**The problem:** Since pictures do not belong in the copy, please repeat every record below exactly without them.
━━━ Information shown
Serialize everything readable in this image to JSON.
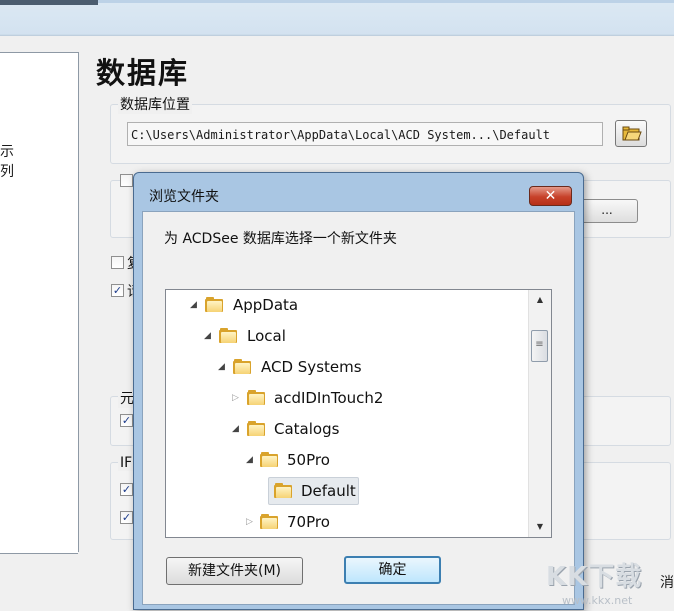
{
  "options_window": {
    "page_title": "数据库",
    "left_list_items": [
      "示",
      "列"
    ],
    "db_location_label": "数据库位置",
    "db_path": "C:\\Users\\Administrator\\AppData\\Local\\ACD System...\\Default",
    "partial_label_1": "元",
    "partial_label_2": "IF",
    "partial_check_1": "复",
    "partial_check_2": "请",
    "hidden_button_label": "...",
    "partial_bottom_label": "消"
  },
  "dialog": {
    "title": "浏览文件夹",
    "close_label": "✕",
    "instruction": "为 ACDSee 数据库选择一个新文件夹",
    "tree": [
      {
        "label": "AppData",
        "expanded": true
      },
      {
        "label": "Local",
        "expanded": true
      },
      {
        "label": "ACD Systems",
        "expanded": true
      },
      {
        "label": "acdIDInTouch2",
        "expanded": false
      },
      {
        "label": "Catalogs",
        "expanded": true
      },
      {
        "label": "50Pro",
        "expanded": true
      },
      {
        "label": "Default",
        "selected": true
      },
      {
        "label": "70Pro",
        "expanded": false
      }
    ],
    "new_folder_button": "新建文件夹(M)",
    "ok_button": "确定"
  },
  "watermark": {
    "text": "KK下载",
    "url": "www.kkx.net"
  },
  "colors": {
    "folder": "#d9a32c",
    "dialog_frame": "#a9c6e3",
    "close_button": "#c7412a",
    "default_button_border": "#3c7fb1"
  }
}
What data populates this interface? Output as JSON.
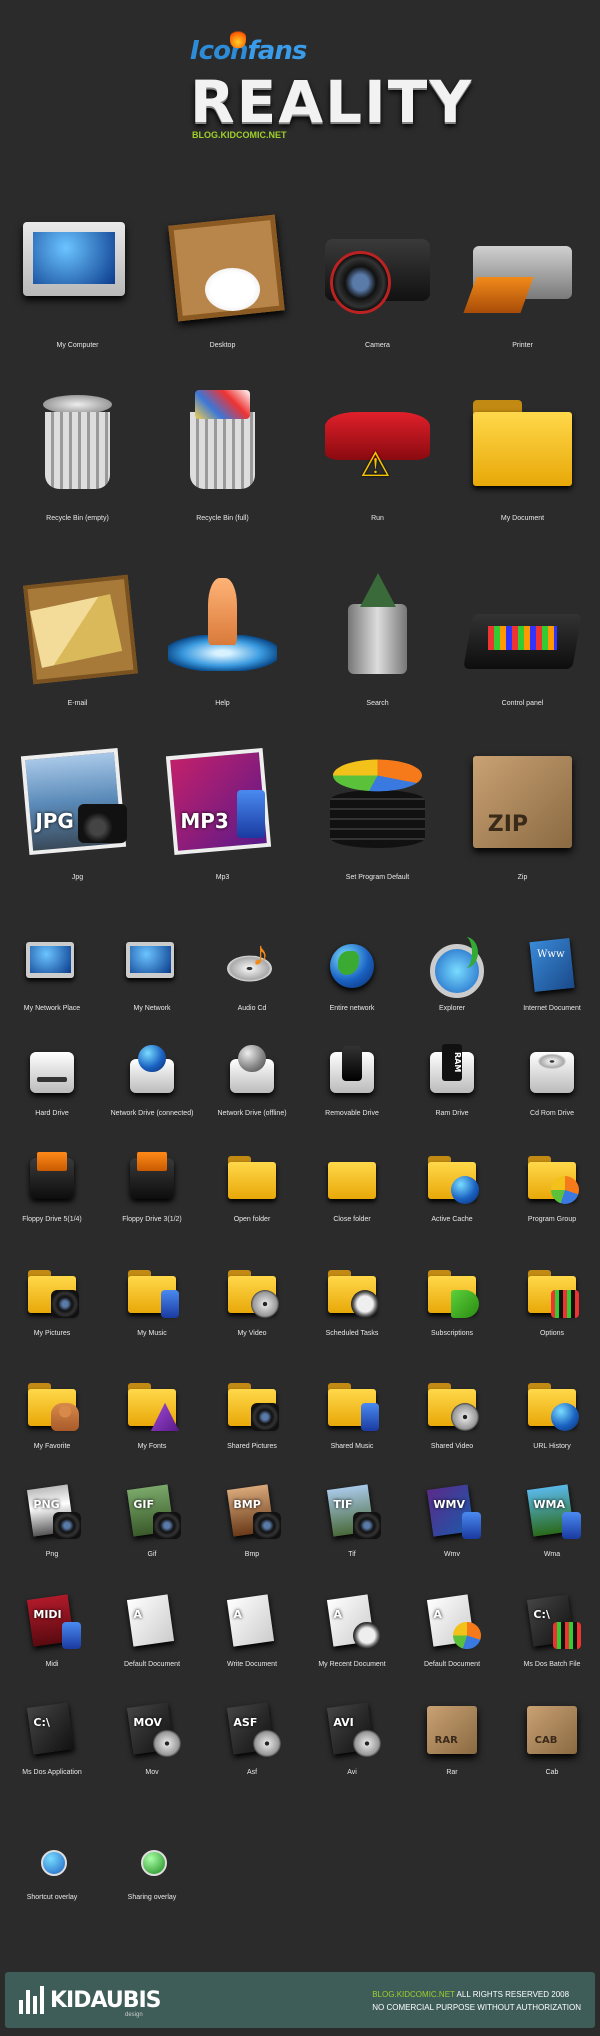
{
  "header": {
    "logo_icon": "Icon",
    "logo_fans": "fans",
    "title": "REALITY",
    "blog": "BLOG.KIDCOMIC.NET"
  },
  "big_icons": [
    {
      "label": "My Computer",
      "icon": "computer-icon"
    },
    {
      "label": "Desktop",
      "icon": "desktop-icon"
    },
    {
      "label": "Camera",
      "icon": "camera-icon"
    },
    {
      "label": "Printer",
      "icon": "printer-icon"
    },
    {
      "label": "Recycle Bin (empty)",
      "icon": "recycle-bin-empty-icon"
    },
    {
      "label": "Recycle Bin (full)",
      "icon": "recycle-bin-full-icon"
    },
    {
      "label": "Run",
      "icon": "run-icon"
    },
    {
      "label": "My Document",
      "icon": "my-document-icon"
    },
    {
      "label": "E-mail",
      "icon": "email-icon"
    },
    {
      "label": "Help",
      "icon": "help-icon"
    },
    {
      "label": "Search",
      "icon": "search-icon"
    },
    {
      "label": "Control panel",
      "icon": "control-panel-icon"
    },
    {
      "label": "Jpg",
      "icon": "jpg-icon",
      "tag": "JPG"
    },
    {
      "label": "Mp3",
      "icon": "mp3-icon",
      "tag": "MP3"
    },
    {
      "label": "Set Program Default",
      "icon": "set-program-default-icon"
    },
    {
      "label": "Zip",
      "icon": "zip-icon",
      "tag": "ZIP"
    }
  ],
  "small_icons": [
    {
      "label": "My Network Place",
      "icon": "network-place-icon"
    },
    {
      "label": "My Network",
      "icon": "my-network-icon"
    },
    {
      "label": "Audio Cd",
      "icon": "audio-cd-icon"
    },
    {
      "label": "Entire network",
      "icon": "entire-network-icon"
    },
    {
      "label": "Explorer",
      "icon": "explorer-icon"
    },
    {
      "label": "Internet Document",
      "icon": "internet-document-icon"
    },
    {
      "label": "Hard Drive",
      "icon": "hard-drive-icon"
    },
    {
      "label": "Network Drive (connected)",
      "icon": "network-drive-connected-icon"
    },
    {
      "label": "Network Drive (offline)",
      "icon": "network-drive-offline-icon"
    },
    {
      "label": "Removable Drive",
      "icon": "removable-drive-icon"
    },
    {
      "label": "Ram Drive",
      "icon": "ram-drive-icon"
    },
    {
      "label": "Cd Rom Drive",
      "icon": "cd-rom-drive-icon"
    },
    {
      "label": "Floppy Drive 5(1/4)",
      "icon": "floppy-drive-5-icon"
    },
    {
      "label": "Floppy Drive 3(1/2)",
      "icon": "floppy-drive-3-icon"
    },
    {
      "label": "Open folder",
      "icon": "open-folder-icon"
    },
    {
      "label": "Close folder",
      "icon": "close-folder-icon"
    },
    {
      "label": "Active Cache",
      "icon": "active-cache-icon"
    },
    {
      "label": "Program Group",
      "icon": "program-group-icon"
    },
    {
      "label": "My Pictures",
      "icon": "my-pictures-icon"
    },
    {
      "label": "My Music",
      "icon": "my-music-icon"
    },
    {
      "label": "My Video",
      "icon": "my-video-icon"
    },
    {
      "label": "Scheduled Tasks",
      "icon": "scheduled-tasks-icon"
    },
    {
      "label": "Subscriptions",
      "icon": "subscriptions-icon"
    },
    {
      "label": "Options",
      "icon": "options-icon"
    },
    {
      "label": "My Favorite",
      "icon": "my-favorite-icon"
    },
    {
      "label": "My Fonts",
      "icon": "my-fonts-icon"
    },
    {
      "label": "Shared Pictures",
      "icon": "shared-pictures-icon"
    },
    {
      "label": "Shared Music",
      "icon": "shared-music-icon"
    },
    {
      "label": "Shared Video",
      "icon": "shared-video-icon"
    },
    {
      "label": "URL History",
      "icon": "url-history-icon"
    },
    {
      "label": "Png",
      "icon": "png-icon",
      "tag": "PNG"
    },
    {
      "label": "Gif",
      "icon": "gif-icon",
      "tag": "GIF"
    },
    {
      "label": "Bmp",
      "icon": "bmp-icon",
      "tag": "BMP"
    },
    {
      "label": "Tif",
      "icon": "tif-icon",
      "tag": "TIF"
    },
    {
      "label": "Wmv",
      "icon": "wmv-icon",
      "tag": "WMV"
    },
    {
      "label": "Wma",
      "icon": "wma-icon",
      "tag": "WMA"
    },
    {
      "label": "Midi",
      "icon": "midi-icon",
      "tag": "MIDI"
    },
    {
      "label": "Default Document",
      "icon": "default-document-icon",
      "tag": "A"
    },
    {
      "label": "Write Document",
      "icon": "write-document-icon",
      "tag": "A"
    },
    {
      "label": "My Recent Document",
      "icon": "recent-document-icon",
      "tag": "A"
    },
    {
      "label": "Default Document",
      "icon": "default-document-pie-icon",
      "tag": "A"
    },
    {
      "label": "Ms Dos Batch File",
      "icon": "ms-dos-batch-icon",
      "tag": "C:\\"
    },
    {
      "label": "Ms Dos Application",
      "icon": "ms-dos-application-icon",
      "tag": "C:\\"
    },
    {
      "label": "Mov",
      "icon": "mov-icon",
      "tag": "MOV"
    },
    {
      "label": "Asf",
      "icon": "asf-icon",
      "tag": "ASF"
    },
    {
      "label": "Avi",
      "icon": "avi-icon",
      "tag": "AVI"
    },
    {
      "label": "Rar",
      "icon": "rar-icon",
      "tag": "RAR"
    },
    {
      "label": "Cab",
      "icon": "cab-icon",
      "tag": "CAB"
    }
  ],
  "overlays": [
    {
      "label": "Shortcut overlay",
      "icon": "shortcut-overlay-icon"
    },
    {
      "label": "Sharing overlay",
      "icon": "sharing-overlay-icon"
    }
  ],
  "footer": {
    "brand": "KIDAUBIS",
    "brand_sub": "design",
    "line1_link": "BLOG.KIDCOMIC.NET",
    "line1_rest": " ALL RIGHTS RESERVED 2008",
    "line2": "NO COMERCIAL PURPOSE WITHOUT AUTHORIZATION"
  },
  "colors": {
    "background": "#2b2b2b",
    "accent_green": "#9fd02b",
    "footer_bg": "#3e5c58"
  }
}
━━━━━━
**Response to the exercise:**
Serialize everything readable in this image to JSON.
{
  "options_window": {
    "page_title": "数据库",
    "left_list_items": [
      "示",
      "列"
    ],
    "db_location_label": "数据库位置",
    "db_path": "C:\\Users\\Administrator\\AppData\\Local\\ACD System...\\Default",
    "partial_label_1": "元",
    "partial_label_2": "IF",
    "partial_check_1": "复",
    "partial_check_2": "请",
    "hidden_button_label": "...",
    "partial_bottom_label": "消"
  },
  "dialog": {
    "title": "浏览文件夹",
    "close_label": "✕",
    "instruction": "为 ACDSee 数据库选择一个新文件夹",
    "tree": [
      {
        "label": "AppData",
        "expanded": true
      },
      {
        "label": "Local",
        "expanded": true
      },
      {
        "label": "ACD Systems",
        "expanded": true
      },
      {
        "label": "acdIDInTouch2",
        "expanded": false
      },
      {
        "label": "Catalogs",
        "expanded": true
      },
      {
        "label": "50Pro",
        "expanded": true
      },
      {
        "label": "Default",
        "selected": true
      },
      {
        "label": "70Pro",
        "expanded": false
      }
    ],
    "new_folder_button": "新建文件夹(M)",
    "ok_button": "确定"
  },
  "watermark": {
    "text": "KK下载",
    "url": "www.kkx.net"
  },
  "colors": {
    "folder": "#d9a32c",
    "dialog_frame": "#a9c6e3",
    "close_button": "#c7412a",
    "default_button_border": "#3c7fb1"
  }
}
What data populates this interface? Output as JSON.
{
  "header": {
    "logo_icon": "Icon",
    "logo_fans": "fans",
    "title": "REALITY",
    "blog": "BLOG.KIDCOMIC.NET"
  },
  "big_icons": [
    {
      "label": "My Computer",
      "icon": "computer-icon"
    },
    {
      "label": "Desktop",
      "icon": "desktop-icon"
    },
    {
      "label": "Camera",
      "icon": "camera-icon"
    },
    {
      "label": "Printer",
      "icon": "printer-icon"
    },
    {
      "label": "Recycle Bin (empty)",
      "icon": "recycle-bin-empty-icon"
    },
    {
      "label": "Recycle Bin (full)",
      "icon": "recycle-bin-full-icon"
    },
    {
      "label": "Run",
      "icon": "run-icon"
    },
    {
      "label": "My Document",
      "icon": "my-document-icon"
    },
    {
      "label": "E-mail",
      "icon": "email-icon"
    },
    {
      "label": "Help",
      "icon": "help-icon"
    },
    {
      "label": "Search",
      "icon": "search-icon"
    },
    {
      "label": "Control panel",
      "icon": "control-panel-icon"
    },
    {
      "label": "Jpg",
      "icon": "jpg-icon",
      "tag": "JPG"
    },
    {
      "label": "Mp3",
      "icon": "mp3-icon",
      "tag": "MP3"
    },
    {
      "label": "Set Program Default",
      "icon": "set-program-default-icon"
    },
    {
      "label": "Zip",
      "icon": "zip-icon",
      "tag": "ZIP"
    }
  ],
  "small_icons": [
    {
      "label": "My Network Place",
      "icon": "network-place-icon"
    },
    {
      "label": "My Network",
      "icon": "my-network-icon"
    },
    {
      "label": "Audio Cd",
      "icon": "audio-cd-icon"
    },
    {
      "label": "Entire network",
      "icon": "entire-network-icon"
    },
    {
      "label": "Explorer",
      "icon": "explorer-icon"
    },
    {
      "label": "Internet Document",
      "icon": "internet-document-icon"
    },
    {
      "label": "Hard Drive",
      "icon": "hard-drive-icon"
    },
    {
      "label": "Network Drive (connected)",
      "icon": "network-drive-connected-icon"
    },
    {
      "label": "Network Drive (offline)",
      "icon": "network-drive-offline-icon"
    },
    {
      "label": "Removable Drive",
      "icon": "removable-drive-icon"
    },
    {
      "label": "Ram Drive",
      "icon": "ram-drive-icon"
    },
    {
      "label": "Cd Rom Drive",
      "icon": "cd-rom-drive-icon"
    },
    {
      "label": "Floppy Drive 5(1/4)",
      "icon": "floppy-drive-5-icon"
    },
    {
      "label": "Floppy Drive 3(1/2)",
      "icon": "floppy-drive-3-icon"
    },
    {
      "label": "Open folder",
      "icon": "open-folder-icon"
    },
    {
      "label": "Close folder",
      "icon": "close-folder-icon"
    },
    {
      "label": "Active Cache",
      "icon": "active-cache-icon"
    },
    {
      "label": "Program Group",
      "icon": "program-group-icon"
    },
    {
      "label": "My Pictures",
      "icon": "my-pictures-icon"
    },
    {
      "label": "My Music",
      "icon": "my-music-icon"
    },
    {
      "label": "My Video",
      "icon": "my-video-icon"
    },
    {
      "label": "Scheduled Tasks",
      "icon": "scheduled-tasks-icon"
    },
    {
      "label": "Subscriptions",
      "icon": "subscriptions-icon"
    },
    {
      "label": "Options",
      "icon": "options-icon"
    },
    {
      "label": "My Favorite",
      "icon": "my-favorite-icon"
    },
    {
      "label": "My Fonts",
      "icon": "my-fonts-icon"
    },
    {
      "label": "Shared Pictures",
      "icon": "shared-pictures-icon"
    },
    {
      "label": "Shared Music",
      "icon": "shared-music-icon"
    },
    {
      "label": "Shared Video",
      "icon": "shared-video-icon"
    },
    {
      "label": "URL History",
      "icon": "url-history-icon"
    },
    {
      "label": "Png",
      "icon": "png-icon",
      "tag": "PNG"
    },
    {
      "label": "Gif",
      "icon": "gif-icon",
      "tag": "GIF"
    },
    {
      "label": "Bmp",
      "icon": "bmp-icon",
      "tag": "BMP"
    },
    {
      "label": "Tif",
      "icon": "tif-icon",
      "tag": "TIF"
    },
    {
      "label": "Wmv",
      "icon": "wmv-icon",
      "tag": "WMV"
    },
    {
      "label": "Wma",
      "icon": "wma-icon",
      "tag": "WMA"
    },
    {
      "label": "Midi",
      "icon": "midi-icon",
      "tag": "MIDI"
    },
    {
      "label": "Default Document",
      "icon": "default-document-icon",
      "tag": "A"
    },
    {
      "label": "Write Document",
      "icon": "write-document-icon",
      "tag": "A"
    },
    {
      "label": "My Recent Document",
      "icon": "recent-document-icon",
      "tag": "A"
    },
    {
      "label": "Default Document",
      "icon": "default-document-pie-icon",
      "tag": "A"
    },
    {
      "label": "Ms Dos Batch File",
      "icon": "ms-dos-batch-icon",
      "tag": "C:\\"
    },
    {
      "label": "Ms Dos Application",
      "icon": "ms-dos-application-icon",
      "tag": "C:\\"
    },
    {
      "label": "Mov",
      "icon": "mov-icon",
      "tag": "MOV"
    },
    {
      "label": "Asf",
      "icon": "asf-icon",
      "tag": "ASF"
    },
    {
      "label": "Avi",
      "icon": "avi-icon",
      "tag": "AVI"
    },
    {
      "label": "Rar",
      "icon": "rar-icon",
      "tag": "RAR"
    },
    {
      "label": "Cab",
      "icon": "cab-icon",
      "tag": "CAB"
    }
  ],
  "overlays": [
    {
      "label": "Shortcut overlay",
      "icon": "shortcut-overlay-icon"
    },
    {
      "label": "Sharing overlay",
      "icon": "sharing-overlay-icon"
    }
  ],
  "footer": {
    "brand": "KIDAUBIS",
    "brand_sub": "design",
    "line1_link": "BLOG.KIDCOMIC.NET",
    "line1_rest": " ALL RIGHTS RESERVED 2008",
    "line2": "NO COMERCIAL PURPOSE WITHOUT AUTHORIZATION"
  },
  "colors": {
    "background": "#2b2b2b",
    "accent_green": "#9fd02b",
    "footer_bg": "#3e5c58"
  }
}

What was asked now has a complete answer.